Even within conventional sites for immunizations, the authors suggest several achievable strategies for increasing immunization coverage among HTR populations. Patient reminders, in the form of computer-automated mailings and autodial telephone messages, used for elderly patients in upstate New York have resulted in dramatic increases in vaccination rates in high-risk groups. In addition, more healthcare workers should be vaccinated against the flu. Only about one-third to one-half of healthcare workers are currently immunized, researchers note. "Providers who do not believe the vaccine is protective are less likely to recommend it to patients," Vlahov said.

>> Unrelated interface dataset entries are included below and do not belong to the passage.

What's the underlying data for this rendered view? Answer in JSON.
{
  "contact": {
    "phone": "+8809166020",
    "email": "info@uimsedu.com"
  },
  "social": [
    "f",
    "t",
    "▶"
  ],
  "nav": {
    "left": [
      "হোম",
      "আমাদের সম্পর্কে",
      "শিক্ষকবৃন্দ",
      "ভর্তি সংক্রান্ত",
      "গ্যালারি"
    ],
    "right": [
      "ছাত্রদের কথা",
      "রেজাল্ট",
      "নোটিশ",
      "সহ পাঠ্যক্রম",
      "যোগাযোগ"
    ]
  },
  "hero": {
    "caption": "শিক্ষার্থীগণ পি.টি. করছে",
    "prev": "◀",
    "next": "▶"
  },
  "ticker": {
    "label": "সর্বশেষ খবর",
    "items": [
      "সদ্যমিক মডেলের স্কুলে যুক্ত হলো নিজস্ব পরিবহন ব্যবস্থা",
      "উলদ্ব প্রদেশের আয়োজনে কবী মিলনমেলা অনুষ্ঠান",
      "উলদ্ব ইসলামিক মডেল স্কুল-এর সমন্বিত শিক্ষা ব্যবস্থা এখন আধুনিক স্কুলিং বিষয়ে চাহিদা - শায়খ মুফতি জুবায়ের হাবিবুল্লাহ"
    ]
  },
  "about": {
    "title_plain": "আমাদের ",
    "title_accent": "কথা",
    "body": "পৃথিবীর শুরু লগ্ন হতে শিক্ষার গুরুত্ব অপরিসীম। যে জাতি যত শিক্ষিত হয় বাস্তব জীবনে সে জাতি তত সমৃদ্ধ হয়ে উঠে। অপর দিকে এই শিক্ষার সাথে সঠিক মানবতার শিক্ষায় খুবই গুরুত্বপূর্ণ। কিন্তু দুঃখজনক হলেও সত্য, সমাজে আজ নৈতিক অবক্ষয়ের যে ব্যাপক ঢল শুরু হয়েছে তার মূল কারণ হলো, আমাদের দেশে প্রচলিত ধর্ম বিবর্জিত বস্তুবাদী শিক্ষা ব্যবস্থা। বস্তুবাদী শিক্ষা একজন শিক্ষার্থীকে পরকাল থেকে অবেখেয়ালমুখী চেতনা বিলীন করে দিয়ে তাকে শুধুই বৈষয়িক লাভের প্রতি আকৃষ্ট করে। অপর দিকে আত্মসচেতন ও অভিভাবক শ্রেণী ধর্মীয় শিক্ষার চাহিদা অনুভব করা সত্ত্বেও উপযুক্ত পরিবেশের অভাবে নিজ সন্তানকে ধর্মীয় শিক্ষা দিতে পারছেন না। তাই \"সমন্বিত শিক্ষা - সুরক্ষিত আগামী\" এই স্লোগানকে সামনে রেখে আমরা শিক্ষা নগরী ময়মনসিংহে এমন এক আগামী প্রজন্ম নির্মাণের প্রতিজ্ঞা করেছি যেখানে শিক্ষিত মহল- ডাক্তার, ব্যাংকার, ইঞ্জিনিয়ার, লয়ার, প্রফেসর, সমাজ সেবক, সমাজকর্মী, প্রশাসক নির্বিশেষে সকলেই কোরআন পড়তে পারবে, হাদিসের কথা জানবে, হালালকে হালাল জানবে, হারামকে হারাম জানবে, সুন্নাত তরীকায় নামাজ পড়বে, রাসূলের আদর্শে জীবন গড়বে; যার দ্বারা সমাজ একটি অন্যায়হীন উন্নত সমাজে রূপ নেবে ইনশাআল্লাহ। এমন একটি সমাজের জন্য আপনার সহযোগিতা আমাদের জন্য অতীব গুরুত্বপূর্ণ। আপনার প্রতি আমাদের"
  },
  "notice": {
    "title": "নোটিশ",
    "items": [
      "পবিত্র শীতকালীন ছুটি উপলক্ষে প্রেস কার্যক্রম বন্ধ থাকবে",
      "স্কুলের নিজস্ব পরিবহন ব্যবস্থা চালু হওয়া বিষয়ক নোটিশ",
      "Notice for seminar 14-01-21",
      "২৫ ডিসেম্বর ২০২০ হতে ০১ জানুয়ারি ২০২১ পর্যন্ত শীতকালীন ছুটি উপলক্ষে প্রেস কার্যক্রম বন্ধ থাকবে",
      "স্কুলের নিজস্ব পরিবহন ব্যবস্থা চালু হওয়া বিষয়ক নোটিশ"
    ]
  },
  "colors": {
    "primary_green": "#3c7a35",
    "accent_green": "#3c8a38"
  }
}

"The current federal recommendations for annual and pandemic vaccine do not prioritize the issue of HTR populations," Vlahov said. "This problem is an epidemiologic, clinical, and ethical issue."
The study, entitled "Strategies for Improving Influenza Immunization Rates among Hard-to-Reach Populations," was based in part on a day-long meeting the Academy hosted in September 2006 on optimizing strategies to vaccinate HTR populations and on the findings of Project VIVA. Academy co-authors of the study are Danielle C. Ompad, PhD, and Sandro Galea, MD, DrPH. The other co-author is Micaela H. Coady, MS, of the city Department of Health and Mental Hygiene.
About the Journal of Urban Health
The Journal of Urban Health is a bimonthly peer-reviewed publication of The New York Academy of Medicine and focuses on the emerging fields of urban health and epidemiology. Published since 1847, the Journal addresses health issues such as substance abuse, teenage pregnancy, HIV, tuberculosis, and violence from both clinical and policy perspectives, filling a neglected niche in medical and health literature.
About The New York Academy of Medicine
Founded in 1847, The New York Academy of Medicine is an independent, non-partisan, non-profit institution whose mission is to enhance the health of the public. Our research, education, community engagement, and evidence-based advocacy seek to improve the health of people living in cities, especially disadvantaged and vulnerable populations. The impact of these initiatives reaches into neighborhoods in New York City, across the country, and around the world. We work with community based organizations, academic institutions, corporations, the media, and government to catalyze and contribute to changes that promote health. Visit us online at www.nyam.org.